═══ Material for this exercise
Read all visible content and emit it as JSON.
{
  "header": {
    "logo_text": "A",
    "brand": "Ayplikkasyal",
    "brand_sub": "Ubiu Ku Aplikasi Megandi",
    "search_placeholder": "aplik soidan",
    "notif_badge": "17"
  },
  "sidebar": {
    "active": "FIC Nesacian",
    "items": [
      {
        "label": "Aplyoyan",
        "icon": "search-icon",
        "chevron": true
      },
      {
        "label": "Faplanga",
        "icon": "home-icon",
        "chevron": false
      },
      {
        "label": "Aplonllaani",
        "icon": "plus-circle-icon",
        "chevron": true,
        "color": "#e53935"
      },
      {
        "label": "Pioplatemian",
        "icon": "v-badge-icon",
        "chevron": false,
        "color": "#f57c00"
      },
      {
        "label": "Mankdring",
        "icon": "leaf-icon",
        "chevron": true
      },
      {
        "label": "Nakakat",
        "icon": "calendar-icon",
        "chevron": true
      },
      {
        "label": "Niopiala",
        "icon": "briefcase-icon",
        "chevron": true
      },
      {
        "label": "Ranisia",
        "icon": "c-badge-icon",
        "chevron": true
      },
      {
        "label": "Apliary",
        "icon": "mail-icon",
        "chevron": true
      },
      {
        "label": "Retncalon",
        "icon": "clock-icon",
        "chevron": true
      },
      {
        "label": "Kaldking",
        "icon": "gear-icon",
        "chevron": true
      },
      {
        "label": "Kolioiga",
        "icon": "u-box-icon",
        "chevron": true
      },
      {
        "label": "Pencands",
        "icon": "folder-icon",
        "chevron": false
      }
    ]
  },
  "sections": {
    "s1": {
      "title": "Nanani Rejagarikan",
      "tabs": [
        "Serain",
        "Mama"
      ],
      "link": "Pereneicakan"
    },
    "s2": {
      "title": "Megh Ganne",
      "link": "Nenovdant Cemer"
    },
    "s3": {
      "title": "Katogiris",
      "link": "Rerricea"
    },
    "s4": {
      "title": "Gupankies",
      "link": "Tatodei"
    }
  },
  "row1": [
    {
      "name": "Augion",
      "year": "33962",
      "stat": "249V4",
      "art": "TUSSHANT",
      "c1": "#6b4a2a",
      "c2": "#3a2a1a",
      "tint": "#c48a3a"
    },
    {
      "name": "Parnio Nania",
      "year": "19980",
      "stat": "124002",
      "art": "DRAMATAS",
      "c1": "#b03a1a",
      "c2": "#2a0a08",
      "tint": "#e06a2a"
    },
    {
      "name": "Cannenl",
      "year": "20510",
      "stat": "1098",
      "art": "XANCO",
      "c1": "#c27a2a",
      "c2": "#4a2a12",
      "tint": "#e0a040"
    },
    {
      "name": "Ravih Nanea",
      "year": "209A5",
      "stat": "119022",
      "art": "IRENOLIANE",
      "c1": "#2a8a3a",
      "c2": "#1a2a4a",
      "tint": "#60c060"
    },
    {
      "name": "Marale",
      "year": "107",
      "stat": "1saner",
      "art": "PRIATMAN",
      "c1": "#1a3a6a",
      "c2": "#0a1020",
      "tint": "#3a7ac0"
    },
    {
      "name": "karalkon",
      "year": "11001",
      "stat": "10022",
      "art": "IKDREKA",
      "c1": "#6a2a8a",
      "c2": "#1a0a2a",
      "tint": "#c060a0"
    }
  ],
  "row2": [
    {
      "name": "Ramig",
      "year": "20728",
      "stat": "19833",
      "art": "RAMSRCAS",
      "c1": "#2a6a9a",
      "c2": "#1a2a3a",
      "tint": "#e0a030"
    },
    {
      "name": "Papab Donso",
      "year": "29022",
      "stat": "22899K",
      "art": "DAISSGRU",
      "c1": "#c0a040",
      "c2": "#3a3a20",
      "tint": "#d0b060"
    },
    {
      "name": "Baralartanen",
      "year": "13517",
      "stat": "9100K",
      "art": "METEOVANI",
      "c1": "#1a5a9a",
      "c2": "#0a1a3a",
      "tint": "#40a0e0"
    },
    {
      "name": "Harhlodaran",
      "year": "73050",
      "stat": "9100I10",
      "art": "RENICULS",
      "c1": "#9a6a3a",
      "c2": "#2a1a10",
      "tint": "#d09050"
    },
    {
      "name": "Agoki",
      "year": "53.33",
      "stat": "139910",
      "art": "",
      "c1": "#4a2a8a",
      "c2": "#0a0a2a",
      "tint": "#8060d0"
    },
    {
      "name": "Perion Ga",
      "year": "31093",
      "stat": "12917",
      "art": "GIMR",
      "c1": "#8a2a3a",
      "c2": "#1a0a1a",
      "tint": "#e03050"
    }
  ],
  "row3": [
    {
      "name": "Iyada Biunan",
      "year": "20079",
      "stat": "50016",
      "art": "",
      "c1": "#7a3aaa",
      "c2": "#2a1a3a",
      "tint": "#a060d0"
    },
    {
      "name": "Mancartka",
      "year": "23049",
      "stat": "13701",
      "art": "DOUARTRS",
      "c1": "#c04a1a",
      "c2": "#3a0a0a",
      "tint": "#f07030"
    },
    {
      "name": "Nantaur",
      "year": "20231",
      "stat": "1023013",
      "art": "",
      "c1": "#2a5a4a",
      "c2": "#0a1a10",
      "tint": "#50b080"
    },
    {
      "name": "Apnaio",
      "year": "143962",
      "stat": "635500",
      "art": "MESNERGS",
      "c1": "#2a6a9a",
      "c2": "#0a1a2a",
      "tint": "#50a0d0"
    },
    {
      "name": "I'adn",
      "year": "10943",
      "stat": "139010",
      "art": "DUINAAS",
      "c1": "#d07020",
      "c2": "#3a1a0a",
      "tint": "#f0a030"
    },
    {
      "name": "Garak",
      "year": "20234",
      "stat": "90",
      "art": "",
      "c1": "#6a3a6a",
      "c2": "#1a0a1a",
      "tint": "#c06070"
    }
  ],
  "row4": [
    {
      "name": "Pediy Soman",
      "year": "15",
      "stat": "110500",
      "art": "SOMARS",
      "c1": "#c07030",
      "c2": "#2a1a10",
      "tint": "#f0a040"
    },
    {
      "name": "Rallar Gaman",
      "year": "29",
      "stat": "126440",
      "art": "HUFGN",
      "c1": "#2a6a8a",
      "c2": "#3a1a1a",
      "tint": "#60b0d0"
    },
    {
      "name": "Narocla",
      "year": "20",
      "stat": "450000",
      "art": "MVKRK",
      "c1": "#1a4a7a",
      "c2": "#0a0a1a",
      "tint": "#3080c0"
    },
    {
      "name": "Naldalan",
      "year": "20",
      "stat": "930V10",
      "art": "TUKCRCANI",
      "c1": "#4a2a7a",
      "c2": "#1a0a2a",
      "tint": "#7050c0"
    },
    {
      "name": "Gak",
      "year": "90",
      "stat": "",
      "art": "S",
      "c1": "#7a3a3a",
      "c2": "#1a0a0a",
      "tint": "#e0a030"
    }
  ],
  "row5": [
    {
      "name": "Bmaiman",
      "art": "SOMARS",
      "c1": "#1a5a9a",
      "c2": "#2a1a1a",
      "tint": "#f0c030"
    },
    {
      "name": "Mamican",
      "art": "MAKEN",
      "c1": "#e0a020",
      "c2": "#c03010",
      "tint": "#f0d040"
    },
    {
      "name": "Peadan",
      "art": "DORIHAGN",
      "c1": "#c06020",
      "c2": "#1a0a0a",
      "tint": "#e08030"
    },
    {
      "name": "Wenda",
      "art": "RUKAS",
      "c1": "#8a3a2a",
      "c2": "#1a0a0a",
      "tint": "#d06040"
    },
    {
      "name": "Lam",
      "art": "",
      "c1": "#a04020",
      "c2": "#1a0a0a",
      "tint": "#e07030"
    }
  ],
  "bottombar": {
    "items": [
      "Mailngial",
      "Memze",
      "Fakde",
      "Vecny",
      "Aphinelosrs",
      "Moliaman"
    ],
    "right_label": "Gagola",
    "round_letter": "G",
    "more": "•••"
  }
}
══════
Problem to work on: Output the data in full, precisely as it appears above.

Response:
Read all visible content and emit it as JSON.
{
  "header": {
    "logo_text": "A",
    "brand": "Ayplikkasyal",
    "brand_sub": "Ubiu Ku Aplikasi Megandi",
    "search_placeholder": "aplik soidan",
    "notif_badge": "17"
  },
  "sidebar": {
    "active": "FIC Nesacian",
    "items": [
      {
        "label": "Aplyoyan",
        "icon": "search-icon",
        "chevron": true
      },
      {
        "label": "Faplanga",
        "icon": "home-icon",
        "chevron": false
      },
      {
        "label": "Aplonllaani",
        "icon": "plus-circle-icon",
        "chevron": true,
        "color": "#e53935"
      },
      {
        "label": "Pioplatemian",
        "icon": "v-badge-icon",
        "chevron": false,
        "color": "#f57c00"
      },
      {
        "label": "Mankdring",
        "icon": "leaf-icon",
        "chevron": true
      },
      {
        "label": "Nakakat",
        "icon": "calendar-icon",
        "chevron": true
      },
      {
        "label": "Niopiala",
        "icon": "briefcase-icon",
        "chevron": true
      },
      {
        "label": "Ranisia",
        "icon": "c-badge-icon",
        "chevron": true
      },
      {
        "label": "Apliary",
        "icon": "mail-icon",
        "chevron": true
      },
      {
        "label": "Retncalon",
        "icon": "clock-icon",
        "chevron": true
      },
      {
        "label": "Kaldking",
        "icon": "gear-icon",
        "chevron": true
      },
      {
        "label": "Kolioiga",
        "icon": "u-box-icon",
        "chevron": true
      },
      {
        "label": "Pencands",
        "icon": "folder-icon",
        "chevron": false
      }
    ]
  },
  "sections": {
    "s1": {
      "title": "Nanani Rejagarikan",
      "tabs": [
        "Serain",
        "Mama"
      ],
      "link": "Pereneicakan"
    },
    "s2": {
      "title": "Megh Ganne",
      "link": "Nenovdant Cemer"
    },
    "s3": {
      "title": "Katogiris",
      "link": "Rerricea"
    },
    "s4": {
      "title": "Gupankies",
      "link": "Tatodei"
    }
  },
  "row1": [
    {
      "name": "Augion",
      "year": "33962",
      "stat": "249V4",
      "art": "TUSSHANT",
      "c1": "#6b4a2a",
      "c2": "#3a2a1a",
      "tint": "#c48a3a"
    },
    {
      "name": "Parnio Nania",
      "year": "19980",
      "stat": "124002",
      "art": "DRAMATAS",
      "c1": "#b03a1a",
      "c2": "#2a0a08",
      "tint": "#e06a2a"
    },
    {
      "name": "Cannenl",
      "year": "20510",
      "stat": "1098",
      "art": "XANCO",
      "c1": "#c27a2a",
      "c2": "#4a2a12",
      "tint": "#e0a040"
    },
    {
      "name": "Ravih Nanea",
      "year": "209A5",
      "stat": "119022",
      "art": "IRENOLIANE",
      "c1": "#2a8a3a",
      "c2": "#1a2a4a",
      "tint": "#60c060"
    },
    {
      "name": "Marale",
      "year": "107",
      "stat": "1saner",
      "art": "PRIATMAN",
      "c1": "#1a3a6a",
      "c2": "#0a1020",
      "tint": "#3a7ac0"
    },
    {
      "name": "karalkon",
      "year": "11001",
      "stat": "10022",
      "art": "IKDREKA",
      "c1": "#6a2a8a",
      "c2": "#1a0a2a",
      "tint": "#c060a0"
    }
  ],
  "row2": [
    {
      "name": "Ramig",
      "year": "20728",
      "stat": "19833",
      "art": "RAMSRCAS",
      "c1": "#2a6a9a",
      "c2": "#1a2a3a",
      "tint": "#e0a030"
    },
    {
      "name": "Papab Donso",
      "year": "29022",
      "stat": "22899K",
      "art": "DAISSGRU",
      "c1": "#c0a040",
      "c2": "#3a3a20",
      "tint": "#d0b060"
    },
    {
      "name": "Baralartanen",
      "year": "13517",
      "stat": "9100K",
      "art": "METEOVANI",
      "c1": "#1a5a9a",
      "c2": "#0a1a3a",
      "tint": "#40a0e0"
    },
    {
      "name": "Harhlodaran",
      "year": "73050",
      "stat": "9100I10",
      "art": "RENICULS",
      "c1": "#9a6a3a",
      "c2": "#2a1a10",
      "tint": "#d09050"
    },
    {
      "name": "Agoki",
      "year": "53.33",
      "stat": "139910",
      "art": "",
      "c1": "#4a2a8a",
      "c2": "#0a0a2a",
      "tint": "#8060d0"
    },
    {
      "name": "Perion Ga",
      "year": "31093",
      "stat": "12917",
      "art": "GIMR",
      "c1": "#8a2a3a",
      "c2": "#1a0a1a",
      "tint": "#e03050"
    }
  ],
  "row3": [
    {
      "name": "Iyada Biunan",
      "year": "20079",
      "stat": "50016",
      "art": "",
      "c1": "#7a3aaa",
      "c2": "#2a1a3a",
      "tint": "#a060d0"
    },
    {
      "name": "Mancartka",
      "year": "23049",
      "stat": "13701",
      "art": "DOUARTRS",
      "c1": "#c04a1a",
      "c2": "#3a0a0a",
      "tint": "#f07030"
    },
    {
      "name": "Nantaur",
      "year": "20231",
      "stat": "1023013",
      "art": "",
      "c1": "#2a5a4a",
      "c2": "#0a1a10",
      "tint": "#50b080"
    },
    {
      "name": "Apnaio",
      "year": "143962",
      "stat": "635500",
      "art": "MESNERGS",
      "c1": "#2a6a9a",
      "c2": "#0a1a2a",
      "tint": "#50a0d0"
    },
    {
      "name": "I'adn",
      "year": "10943",
      "stat": "139010",
      "art": "DUINAAS",
      "c1": "#d07020",
      "c2": "#3a1a0a",
      "tint": "#f0a030"
    },
    {
      "name": "Garak",
      "year": "20234",
      "stat": "90",
      "art": "",
      "c1": "#6a3a6a",
      "c2": "#1a0a1a",
      "tint": "#c06070"
    }
  ],
  "row4": [
    {
      "name": "Pediy Soman",
      "year": "15",
      "stat": "110500",
      "art": "SOMARS",
      "c1": "#c07030",
      "c2": "#2a1a10",
      "tint": "#f0a040"
    },
    {
      "name": "Rallar Gaman",
      "year": "29",
      "stat": "126440",
      "art": "HUFGN",
      "c1": "#2a6a8a",
      "c2": "#3a1a1a",
      "tint": "#60b0d0"
    },
    {
      "name": "Narocla",
      "year": "20",
      "stat": "450000",
      "art": "MVKRK",
      "c1": "#1a4a7a",
      "c2": "#0a0a1a",
      "tint": "#3080c0"
    },
    {
      "name": "Naldalan",
      "year": "20",
      "stat": "930V10",
      "art": "TUKCRCANI",
      "c1": "#4a2a7a",
      "c2": "#1a0a2a",
      "tint": "#7050c0"
    },
    {
      "name": "Gak",
      "year": "90",
      "stat": "",
      "art": "S",
      "c1": "#7a3a3a",
      "c2": "#1a0a0a",
      "tint": "#e0a030"
    }
  ],
  "row5": [
    {
      "name": "Bmaiman",
      "art": "SOMARS",
      "c1": "#1a5a9a",
      "c2": "#2a1a1a",
      "tint": "#f0c030"
    },
    {
      "name": "Mamican",
      "art": "MAKEN",
      "c1": "#e0a020",
      "c2": "#c03010",
      "tint": "#f0d040"
    },
    {
      "name": "Peadan",
      "art": "DORIHAGN",
      "c1": "#c06020",
      "c2": "#1a0a0a",
      "tint": "#e08030"
    },
    {
      "name": "Wenda",
      "art": "RUKAS",
      "c1": "#8a3a2a",
      "c2": "#1a0a0a",
      "tint": "#d06040"
    },
    {
      "name": "Lam",
      "art": "",
      "c1": "#a04020",
      "c2": "#1a0a0a",
      "tint": "#e07030"
    }
  ],
  "bottombar": {
    "items": [
      "Mailngial",
      "Memze",
      "Fakde",
      "Vecny",
      "Aphinelosrs",
      "Moliaman"
    ],
    "right_label": "Gagola",
    "round_letter": "G",
    "more": "•••"
  }
}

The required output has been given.